§ Available data

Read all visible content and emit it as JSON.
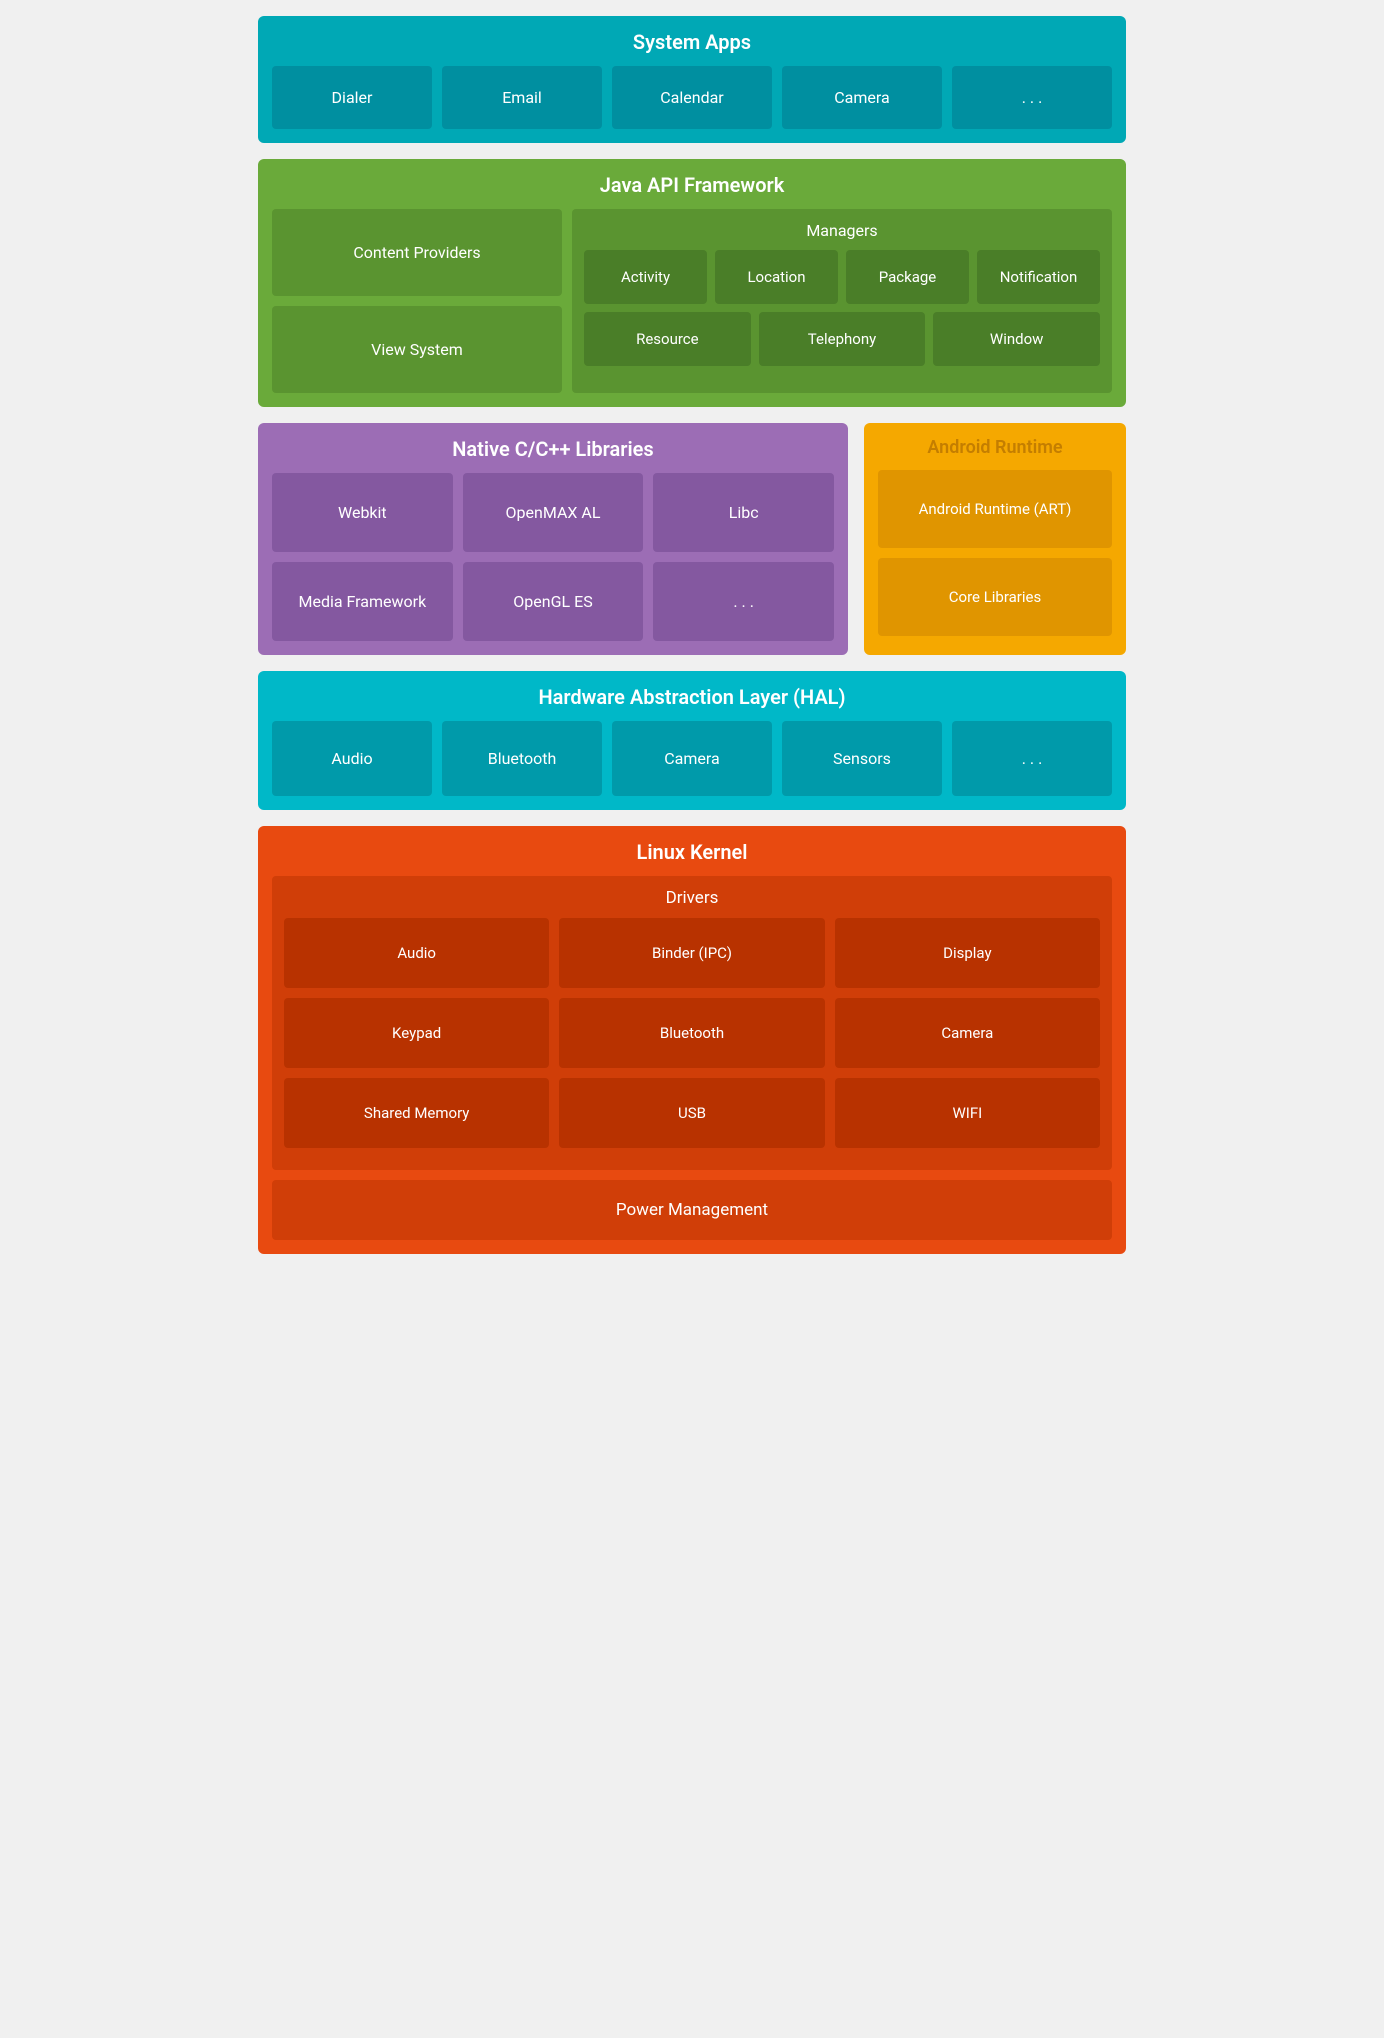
{
  "system_apps": {
    "title": "System Apps",
    "items": [
      "Dialer",
      "Email",
      "Calendar",
      "Camera",
      ". . ."
    ]
  },
  "java_api": {
    "title": "Java API Framework",
    "left": [
      "Content Providers",
      "View System"
    ],
    "managers_title": "Managers",
    "managers_row1": [
      "Activity",
      "Location",
      "Package",
      "Notification"
    ],
    "managers_row2": [
      "Resource",
      "Telephony",
      "Window"
    ]
  },
  "native_cpp": {
    "title": "Native C/C++ Libraries",
    "items": [
      "Webkit",
      "OpenMAX AL",
      "Libc",
      "Media Framework",
      "OpenGL ES",
      ". . ."
    ]
  },
  "android_runtime": {
    "title": "Android Runtime",
    "items": [
      "Android Runtime (ART)",
      "Core Libraries"
    ]
  },
  "hal": {
    "title": "Hardware Abstraction Layer (HAL)",
    "items": [
      "Audio",
      "Bluetooth",
      "Camera",
      "Sensors",
      ". . ."
    ]
  },
  "linux_kernel": {
    "title": "Linux Kernel",
    "drivers_title": "Drivers",
    "drivers": [
      "Audio",
      "Binder (IPC)",
      "Display",
      "Keypad",
      "Bluetooth",
      "Camera",
      "Shared Memory",
      "USB",
      "WIFI"
    ],
    "power_mgmt": "Power Management"
  }
}
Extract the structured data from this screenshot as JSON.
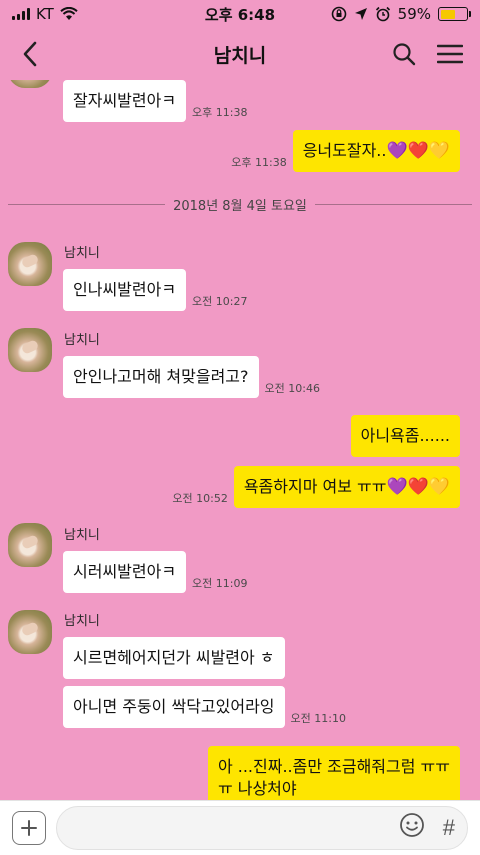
{
  "status_bar": {
    "carrier": "KT",
    "time": "오후 6:48",
    "battery_percent": "59%",
    "battery_level": 0.59
  },
  "header": {
    "title": "남치니"
  },
  "date_separator": "2018년 8월 4일 토요일",
  "messages": [
    {
      "sender": "남치니",
      "text": "잘자씨발련아ㅋ",
      "time": "오후 11:38"
    },
    {
      "sender": "me",
      "text": "응너도잘자..",
      "time": "오후 11:38"
    },
    {
      "sender": "남치니",
      "text": "인나씨발련아ㅋ",
      "time": "오전 10:27"
    },
    {
      "sender": "남치니",
      "text": "안인나고머해 쳐맞을려고?",
      "time": "오전 10:46"
    },
    {
      "sender": "me",
      "text": "아니욕좀......",
      "time": ""
    },
    {
      "sender": "me",
      "text": "욕좀하지마 여보 ㅠㅠ",
      "time": "오전 10:52"
    },
    {
      "sender": "남치니",
      "text": "시러씨발련아ㅋ",
      "time": "오전 11:09"
    },
    {
      "sender": "남치니",
      "text": "시르면헤어지던가 씨발련아 ㅎ",
      "time": ""
    },
    {
      "sender": "남치니",
      "text": "아니면 주둥이 싹닥고있어라잉",
      "time": "오전 11:10"
    },
    {
      "sender": "me",
      "text": "아 ...진짜..좀만 조금해줘그럼 ㅠㅠ",
      "time": ""
    },
    {
      "sender": "me",
      "text": "ㅠ 나상처야",
      "time": ""
    }
  ],
  "icons": {
    "back": "chevron-left-icon",
    "search": "search-icon",
    "menu": "hamburger-menu-icon",
    "attach": "plus-icon",
    "emoji": "emoji-icon",
    "hashtag": "hashtag-icon",
    "hearts": [
      "💜",
      "❤️",
      "💛"
    ]
  },
  "input": {
    "placeholder": "",
    "hashtag_label": "#"
  },
  "colors": {
    "chat_background": "#f19ac5",
    "outgoing_bubble": "#fee500",
    "incoming_bubble": "#ffffff"
  }
}
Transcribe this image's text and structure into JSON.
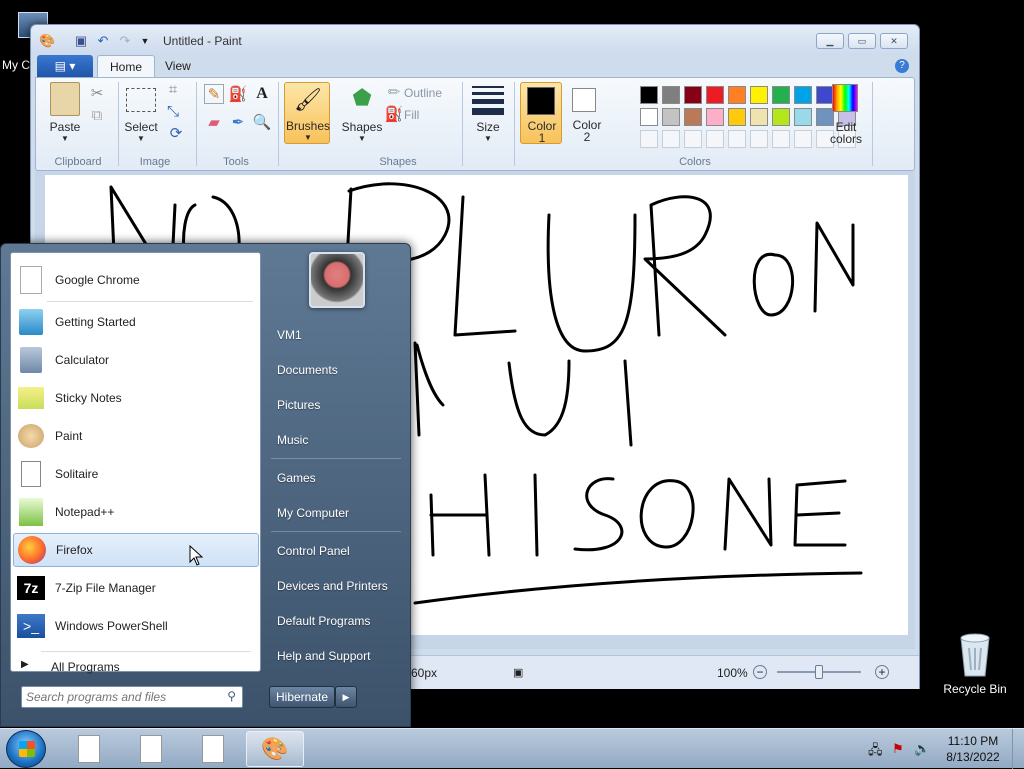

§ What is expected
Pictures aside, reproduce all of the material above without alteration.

§ Your solution
Read all visible content and emit it as JSON.
{
  "system_apps": {
    "title": "System Apps",
    "items": [
      "Dialer",
      "Email",
      "Calendar",
      "Camera",
      ". . ."
    ]
  },
  "java_api": {
    "title": "Java API Framework",
    "left": [
      "Content Providers",
      "View System"
    ],
    "managers_title": "Managers",
    "managers_row1": [
      "Activity",
      "Location",
      "Package",
      "Notification"
    ],
    "managers_row2": [
      "Resource",
      "Telephony",
      "Window"
    ]
  },
  "native_cpp": {
    "title": "Native C/C++ Libraries",
    "items": [
      "Webkit",
      "OpenMAX AL",
      "Libc",
      "Media Framework",
      "OpenGL ES",
      ". . ."
    ]
  },
  "android_runtime": {
    "title": "Android Runtime",
    "items": [
      "Android Runtime (ART)",
      "Core Libraries"
    ]
  },
  "hal": {
    "title": "Hardware Abstraction Layer (HAL)",
    "items": [
      "Audio",
      "Bluetooth",
      "Camera",
      "Sensors",
      ". . ."
    ]
  },
  "linux_kernel": {
    "title": "Linux Kernel",
    "drivers_title": "Drivers",
    "drivers": [
      "Audio",
      "Binder (IPC)",
      "Display",
      "Keypad",
      "Bluetooth",
      "Camera",
      "Shared Memory",
      "USB",
      "WIFI"
    ],
    "power_mgmt": "Power Management"
  }
}
Extract the structured data from this screenshot as JSON.
{
  "status_bar": {
    "carrier": "KT",
    "time": "오후 6:48",
    "battery_percent": "59%",
    "battery_level": 0.59
  },
  "header": {
    "title": "남치니"
  },
  "date_separator": "2018년 8월 4일 토요일",
  "messages": [
    {
      "sender": "남치니",
      "text": "잘자씨발련아ㅋ",
      "time": "오후 11:38"
    },
    {
      "sender": "me",
      "text": "응너도잘자..",
      "time": "오후 11:38"
    },
    {
      "sender": "남치니",
      "text": "인나씨발련아ㅋ",
      "time": "오전 10:27"
    },
    {
      "sender": "남치니",
      "text": "안인나고머해 쳐맞을려고?",
      "time": "오전 10:46"
    },
    {
      "sender": "me",
      "text": "아니욕좀......",
      "time": ""
    },
    {
      "sender": "me",
      "text": "욕좀하지마 여보 ㅠㅠ",
      "time": "오전 10:52"
    },
    {
      "sender": "남치니",
      "text": "시러씨발련아ㅋ",
      "time": "오전 11:09"
    },
    {
      "sender": "남치니",
      "text": "시르면헤어지던가 씨발련아 ㅎ",
      "time": ""
    },
    {
      "sender": "남치니",
      "text": "아니면 주둥이 싹닥고있어라잉",
      "time": "오전 11:10"
    },
    {
      "sender": "me",
      "text": "아 ...진짜..좀만 조금해줘그럼 ㅠㅠ",
      "time": ""
    },
    {
      "sender": "me",
      "text": "ㅠ 나상처야",
      "time": ""
    }
  ],
  "icons": {
    "back": "chevron-left-icon",
    "search": "search-icon",
    "menu": "hamburger-menu-icon",
    "attach": "plus-icon",
    "emoji": "emoji-icon",
    "hashtag": "hashtag-icon",
    "hearts": [
      "💜",
      "❤️",
      "💛"
    ]
  },
  "input": {
    "placeholder": "",
    "hashtag_label": "#"
  },
  "colors": {
    "chat_background": "#f19ac5",
    "outgoing_bubble": "#fee500",
    "incoming_bubble": "#ffffff"
  }
}
Transcribe this image's text and structure into JSON.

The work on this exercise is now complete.